  1. Hori, Y., Kikuchi, K., & Suzuki, S. (1985). Production of CO and CH4 in electrochemical reduction of CO2 at metal electrodes in aqueous hydrogencarbonate solution. Chem. Lett., (11), 1695–1698. DOI: 10.1246/cl.1985.1695
  2. Hori, Y., Takahashi, I., Koga, O., & Hoshi, N. (2002). Selective formation of C2 compounds from electrochemical reduction of CO2 at a series of copper single crystal electrodes. J. Phys. Chem. B, 106(1), 15–17. DOI: 10.1021/jp013478d
  3. Hsieh, Y., Senanayake, S. D., Zhang, Y., Xu, W., & Polyansky, D. E. (2015). Effect of Chloride Anions on the Synthesis and Enhanced Catalytic Activity of Silver Nanocoral Electrodes for CO 2 Electroreduction. ACS Catal., 5(9), 5349–5356. DOI: 10.1021/acscatal.5b01235
  4. Lemmon, J. P. (2015). Reimagine fuel cells. Nature, 525, 447.
  5. Rathmell, A. R., Bergin, S. M., Hua, Y. L., Li, Z. Y., & Wiley, B. J. (2010). The growth mechanism of copper nanowires and their properties in flexible, transparent conducting films. Adv. Mater., 22(32), 3558–3563. DOI: 10.1002/adma.201000775

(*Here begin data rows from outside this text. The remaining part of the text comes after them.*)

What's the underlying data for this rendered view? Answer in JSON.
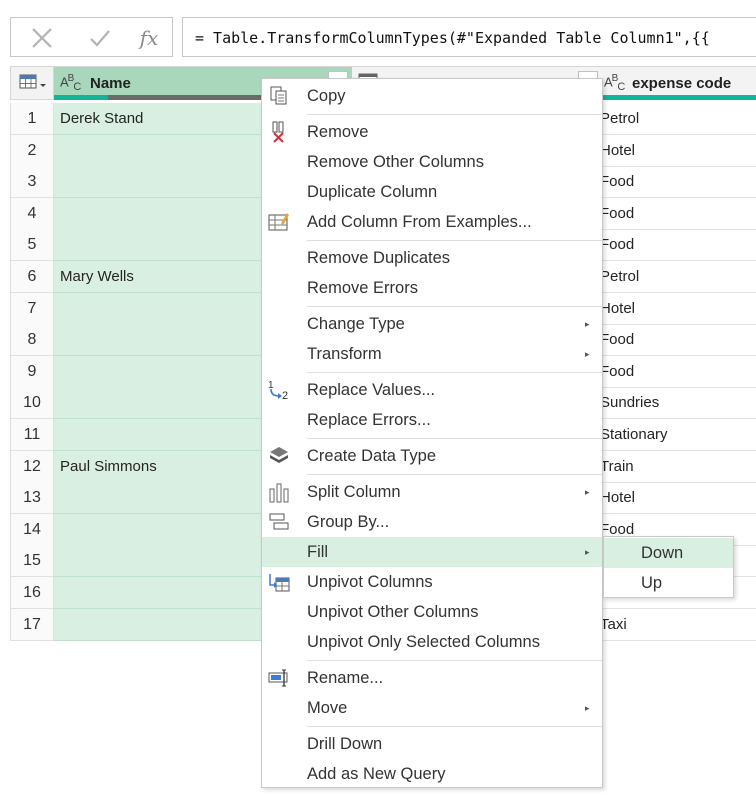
{
  "formula_bar": {
    "cancel_icon": "x-icon",
    "confirm_icon": "check-icon",
    "fx_label": "fx",
    "formula": "= Table.TransformColumnTypes(#\"Expanded Table Column1\",{{"
  },
  "grid": {
    "columns": [
      {
        "name": "Name",
        "type": "ABC"
      },
      {
        "name": "",
        "type": "table"
      },
      {
        "name": "expense code",
        "type": "ABC"
      }
    ],
    "type_label_a": "A",
    "type_label_b": "B",
    "type_label_c": "C",
    "rows": [
      {
        "num": "1",
        "name": "Derek Stand",
        "expense": "Petrol"
      },
      {
        "num": "2",
        "name": "",
        "expense": "Hotel"
      },
      {
        "num": "3",
        "name": "",
        "expense": "Food"
      },
      {
        "num": "4",
        "name": "",
        "expense": "Food"
      },
      {
        "num": "5",
        "name": "",
        "expense": "Food"
      },
      {
        "num": "6",
        "name": "Mary Wells",
        "expense": "Petrol"
      },
      {
        "num": "7",
        "name": "",
        "expense": "Hotel"
      },
      {
        "num": "8",
        "name": "",
        "expense": "Food"
      },
      {
        "num": "9",
        "name": "",
        "expense": "Food"
      },
      {
        "num": "10",
        "name": "",
        "expense": "Sundries"
      },
      {
        "num": "11",
        "name": "",
        "expense": "Stationary"
      },
      {
        "num": "12",
        "name": "Paul Simmons",
        "expense": "Train"
      },
      {
        "num": "13",
        "name": "",
        "expense": "Hotel"
      },
      {
        "num": "14",
        "name": "",
        "expense": "Food"
      },
      {
        "num": "15",
        "name": "",
        "expense": ""
      },
      {
        "num": "16",
        "name": "",
        "expense": ""
      },
      {
        "num": "17",
        "name": "",
        "expense": "Taxi"
      }
    ]
  },
  "context_menu": {
    "items": {
      "copy": "Copy",
      "remove": "Remove",
      "remove_other_columns": "Remove Other Columns",
      "duplicate_column": "Duplicate Column",
      "add_column_from_examples": "Add Column From Examples...",
      "remove_duplicates": "Remove Duplicates",
      "remove_errors": "Remove Errors",
      "change_type": "Change Type",
      "transform": "Transform",
      "replace_values": "Replace Values...",
      "replace_errors": "Replace Errors...",
      "create_data_type": "Create Data Type",
      "split_column": "Split Column",
      "group_by": "Group By...",
      "fill": "Fill",
      "unpivot_columns": "Unpivot Columns",
      "unpivot_other_columns": "Unpivot Other Columns",
      "unpivot_only_selected_columns": "Unpivot Only Selected Columns",
      "rename": "Rename...",
      "move": "Move",
      "drill_down": "Drill Down",
      "add_as_new_query": "Add as New Query"
    },
    "submenu_arrow": "▸",
    "replace_icon_top": "1",
    "replace_icon_bottom": "2",
    "highlighted": "fill"
  },
  "fill_submenu": {
    "down": "Down",
    "up": "Up",
    "highlighted": "down"
  },
  "colors": {
    "selected_column": "#d9efe1",
    "header_selected": "#a9d7bc",
    "quality_bar": "#12b59c"
  }
}
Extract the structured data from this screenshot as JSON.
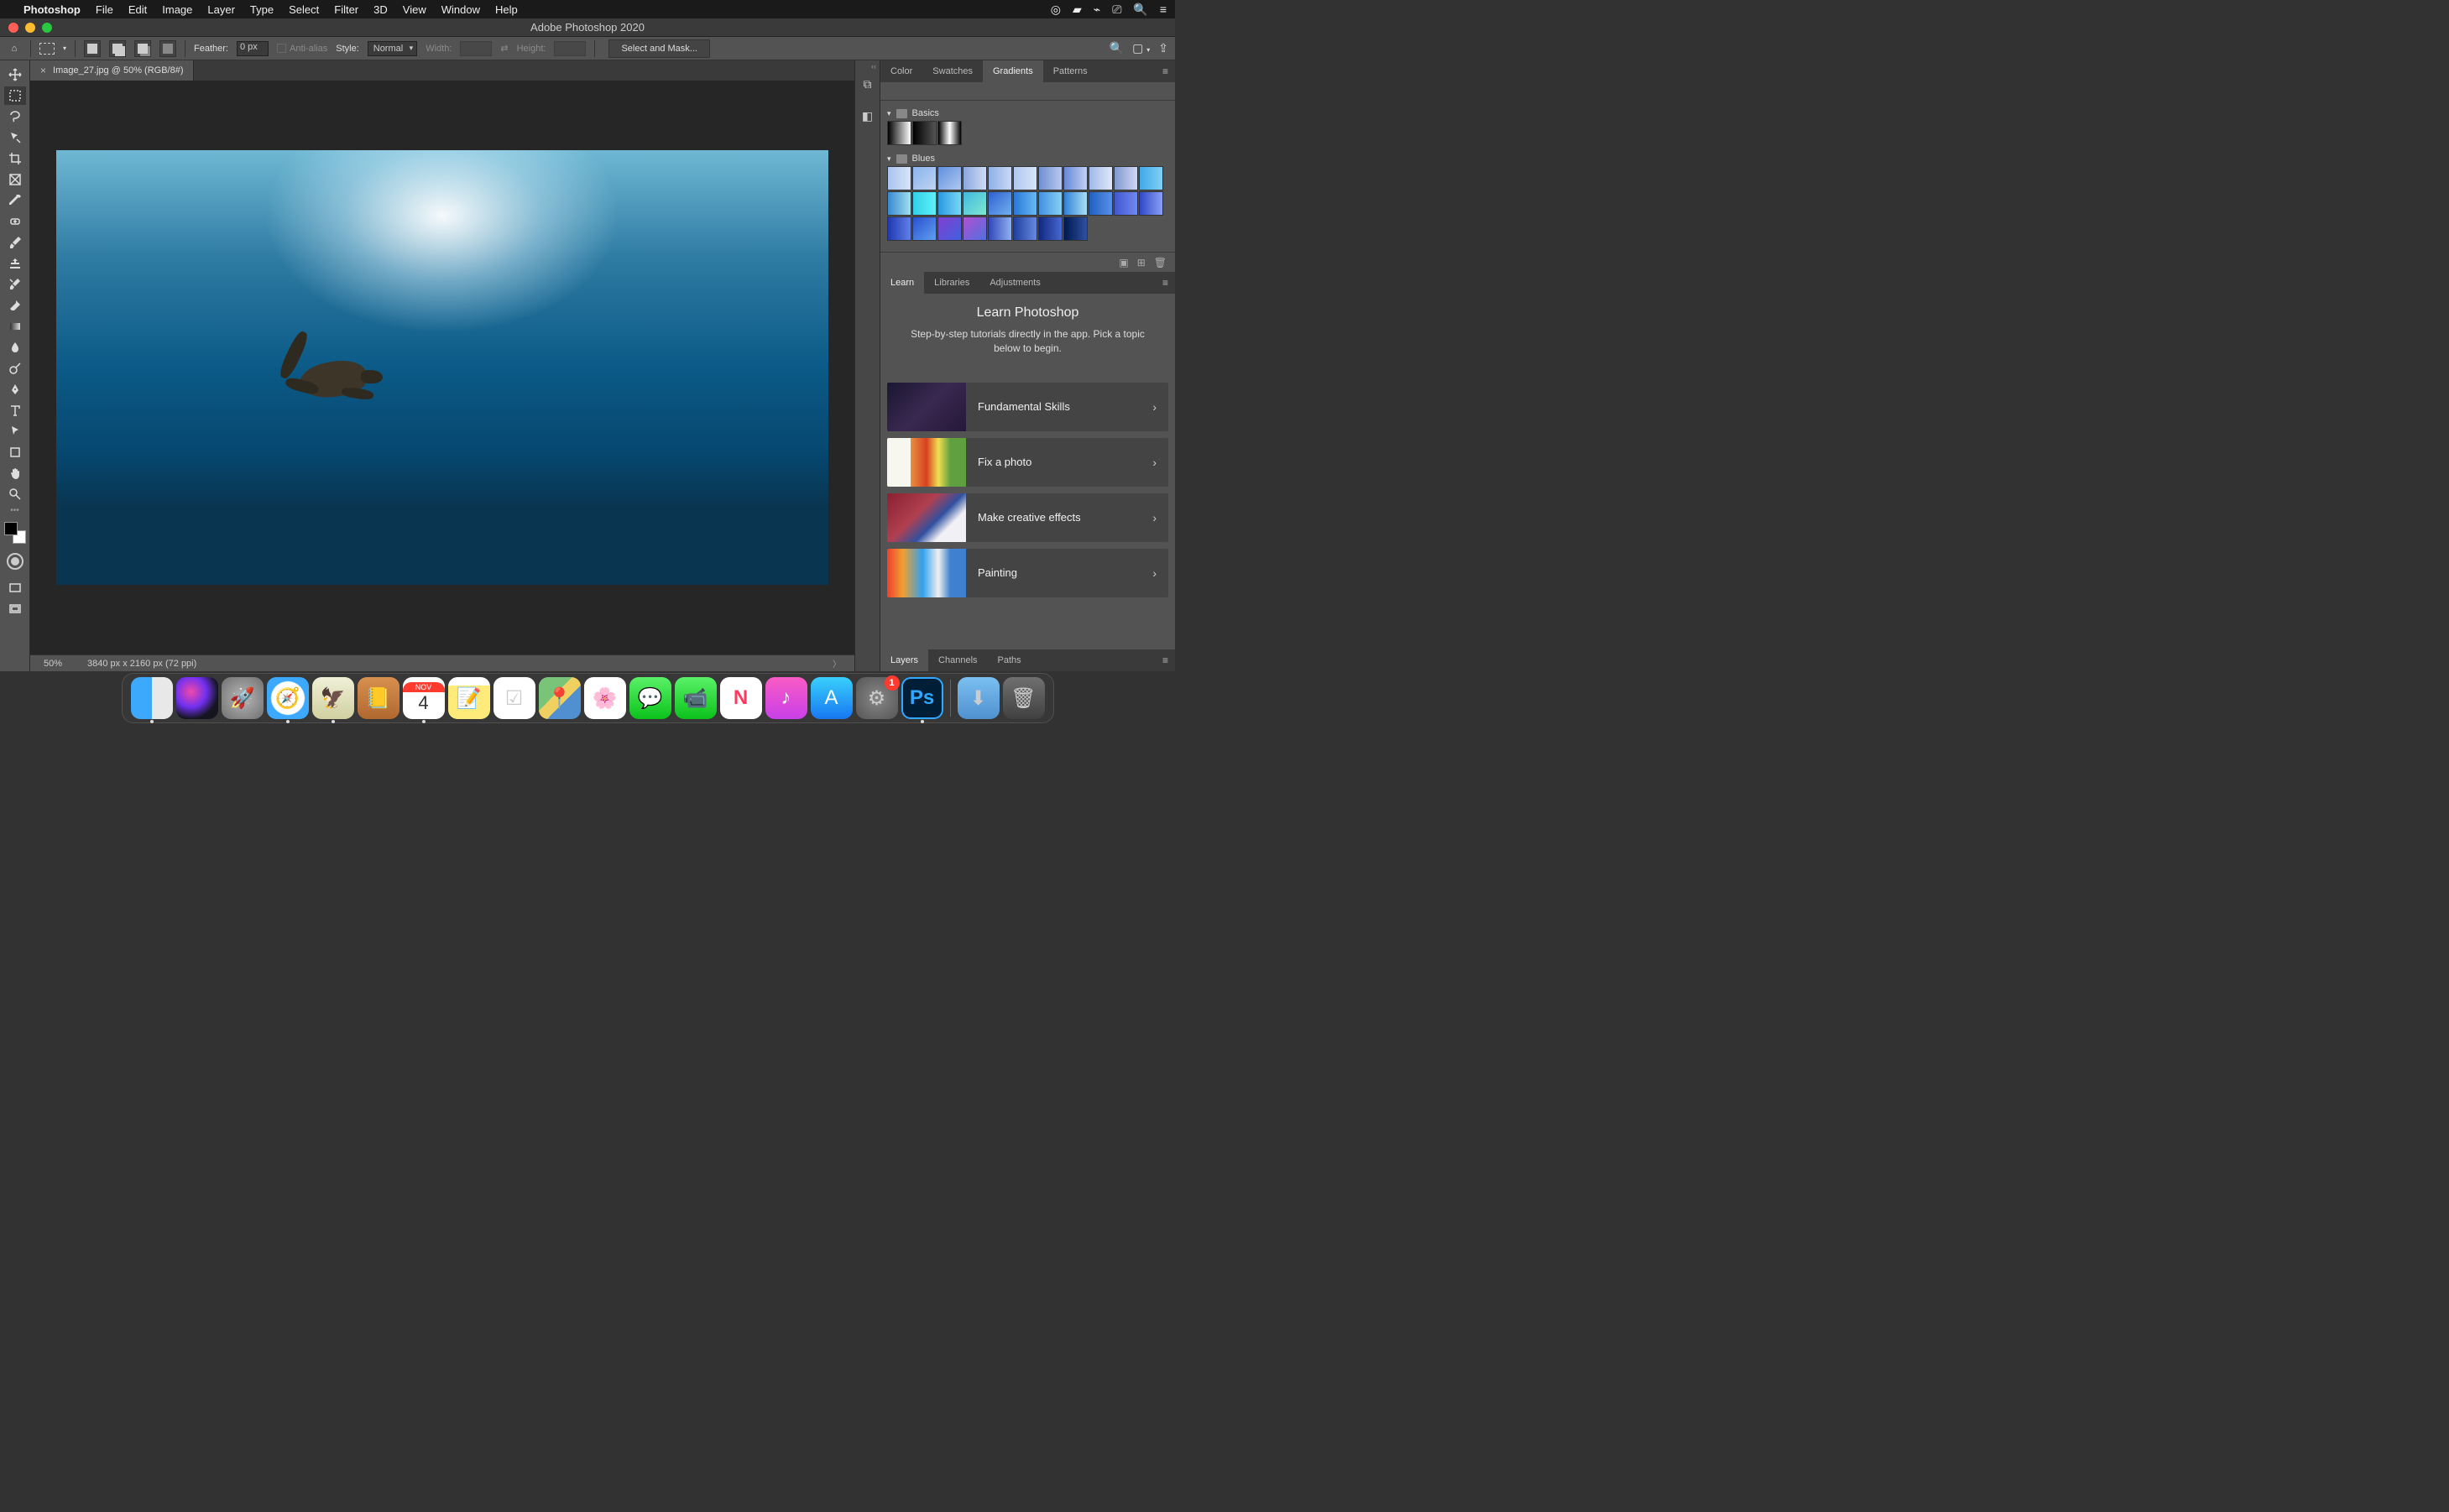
{
  "menubar": {
    "app": "Photoshop",
    "items": [
      "File",
      "Edit",
      "Image",
      "Layer",
      "Type",
      "Select",
      "Filter",
      "3D",
      "View",
      "Window",
      "Help"
    ]
  },
  "window": {
    "title": "Adobe Photoshop 2020"
  },
  "options": {
    "feather_label": "Feather:",
    "feather_value": "0 px",
    "antialias_label": "Anti-alias",
    "style_label": "Style:",
    "style_value": "Normal",
    "width_label": "Width:",
    "height_label": "Height:",
    "mask_button": "Select and Mask..."
  },
  "document": {
    "tab_title": "Image_27.jpg @ 50% (RGB/8#)",
    "zoom": "50%",
    "dimensions": "3840 px x 2160 px (72 ppi)"
  },
  "tools": [
    {
      "name": "move-tool"
    },
    {
      "name": "marquee-tool",
      "active": true
    },
    {
      "name": "lasso-tool"
    },
    {
      "name": "quick-select-tool"
    },
    {
      "name": "crop-tool"
    },
    {
      "name": "frame-tool"
    },
    {
      "name": "eyedropper-tool"
    },
    {
      "name": "healing-brush-tool"
    },
    {
      "name": "brush-tool"
    },
    {
      "name": "clone-stamp-tool"
    },
    {
      "name": "history-brush-tool"
    },
    {
      "name": "eraser-tool"
    },
    {
      "name": "gradient-tool"
    },
    {
      "name": "blur-tool"
    },
    {
      "name": "dodge-tool"
    },
    {
      "name": "pen-tool"
    },
    {
      "name": "type-tool"
    },
    {
      "name": "path-select-tool"
    },
    {
      "name": "shape-tool"
    },
    {
      "name": "hand-tool"
    },
    {
      "name": "zoom-tool"
    }
  ],
  "panels": {
    "top_tabs": [
      "Color",
      "Swatches",
      "Gradients",
      "Patterns"
    ],
    "top_active": "Gradients",
    "gradients": {
      "groups": [
        {
          "name": "Basics",
          "swatches": [
            "linear-gradient(90deg,#000,#fff)",
            "linear-gradient(90deg,#000,transparent)",
            "linear-gradient(90deg,#000,#fff,#000)"
          ]
        },
        {
          "name": "Blues",
          "swatches": [
            "linear-gradient(90deg,#a8c4f0,#d8e4f8)",
            "linear-gradient(135deg,#8ab4f0,#c0d4f0)",
            "linear-gradient(135deg,#6090e0,#b0c8f0)",
            "linear-gradient(90deg,#88a8e0,#d0dcf4)",
            "linear-gradient(90deg,#90b0e8,#c8d8f4)",
            "linear-gradient(90deg,#b0c8f0,#d8e4f8)",
            "linear-gradient(90deg,#7090d0,#b8c8f0)",
            "linear-gradient(90deg,#6888d8,#c0d0f4)",
            "linear-gradient(90deg,#a0b8e8,#e0e8f8)",
            "linear-gradient(90deg,#8098d0,#d0d8f4)",
            "linear-gradient(90deg,#40a8e8,#80d0f4)",
            "linear-gradient(90deg,#3888d0,#a0e0f0)",
            "linear-gradient(90deg,#30d0e8,#60f0f8)",
            "linear-gradient(90deg,#2898e0,#78d8f4)",
            "linear-gradient(135deg,#40b8e0,#80e8d0)",
            "linear-gradient(135deg,#3060d0,#70b0f0)",
            "linear-gradient(90deg,#2878d8,#68b8f4)",
            "linear-gradient(90deg,#4090e0,#88d0f4)",
            "linear-gradient(90deg,#3080d8,#a8e0f4)",
            "linear-gradient(90deg,#2060c0,#5890e8)",
            "linear-gradient(90deg,#4058d0,#7088f0)",
            "linear-gradient(90deg,#3048c8,#88a0f4)",
            "linear-gradient(90deg,#2038b0,#6080e8)",
            "linear-gradient(135deg,#2850d0,#60a0f0)",
            "linear-gradient(135deg,#8040d0,#4060e0)",
            "linear-gradient(135deg,#b050d0,#5070e0)",
            "linear-gradient(90deg,#3048b8,#90b0f0)",
            "linear-gradient(90deg,#2040a0,#6888e0)",
            "linear-gradient(90deg,#102880,#4868d0)",
            "linear-gradient(90deg,#001850,#3050a0)"
          ]
        }
      ]
    },
    "mid_tabs": [
      "Learn",
      "Libraries",
      "Adjustments"
    ],
    "mid_active": "Learn",
    "learn": {
      "title": "Learn Photoshop",
      "subtitle": "Step-by-step tutorials directly in the app. Pick a topic below to begin.",
      "items": [
        {
          "label": "Fundamental Skills",
          "thumb": "th1"
        },
        {
          "label": "Fix a photo",
          "thumb": "th2"
        },
        {
          "label": "Make creative effects",
          "thumb": "th3"
        },
        {
          "label": "Painting",
          "thumb": "th4"
        }
      ]
    },
    "bottom_tabs": [
      "Layers",
      "Channels",
      "Paths"
    ],
    "bottom_active": "Layers"
  },
  "dock": {
    "calendar": {
      "month": "NOV",
      "day": "4"
    },
    "ps_badge": "1",
    "apps": [
      {
        "name": "finder",
        "cls": "di-finder",
        "active": true
      },
      {
        "name": "siri",
        "cls": "di-siri"
      },
      {
        "name": "launchpad",
        "cls": "di-launch",
        "glyph": "🚀"
      },
      {
        "name": "safari",
        "cls": "di-safari",
        "glyph": "🧭",
        "active": true
      },
      {
        "name": "mail",
        "cls": "di-mail",
        "glyph": "🦅",
        "active": true
      },
      {
        "name": "contacts",
        "cls": "di-contacts",
        "glyph": "📒"
      },
      {
        "name": "calendar",
        "cls": "di-cal",
        "calendar": true,
        "active": true
      },
      {
        "name": "notes",
        "cls": "di-notes",
        "glyph": "📝"
      },
      {
        "name": "reminders",
        "cls": "di-reminders",
        "glyph": "☑"
      },
      {
        "name": "maps",
        "cls": "di-maps",
        "glyph": "📍"
      },
      {
        "name": "photos",
        "cls": "di-photos",
        "glyph": "🌸"
      },
      {
        "name": "messages",
        "cls": "di-msg",
        "glyph": "💬"
      },
      {
        "name": "facetime",
        "cls": "di-ft",
        "glyph": "📹"
      },
      {
        "name": "news",
        "cls": "di-news",
        "glyph": "N"
      },
      {
        "name": "music",
        "cls": "di-music",
        "glyph": "♪"
      },
      {
        "name": "appstore",
        "cls": "di-store",
        "glyph": "A"
      },
      {
        "name": "system-preferences",
        "cls": "di-prefs",
        "glyph": "⚙",
        "badge": "1"
      },
      {
        "name": "photoshop",
        "cls": "di-ps",
        "glyph": "Ps",
        "active": true
      }
    ]
  }
}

  6. Roberts, F. S., Kuhl, K. P., & Nilsson, A. (2015). High Selectivity for Ethylene from Carbon Dioxide Reduction over Copper Nanocube Electrocatalysts. Angew. Chem., 127, 5268–5271. DOI: 10.1002/ange.201412214
  7. Tang, W., Peterson, A. a., Varela, A. S., Jovanov, Z. P., Bech, L., Durand, W. J., … Chorkendorff, I. (2012). The importance of surface morphology in controlling the selectivity of polycrystalline copper for CO2 electroreduction. Phys. Chem. Chem. Phys., 14(1), 76. DOI: 10.1039/c1cp22700a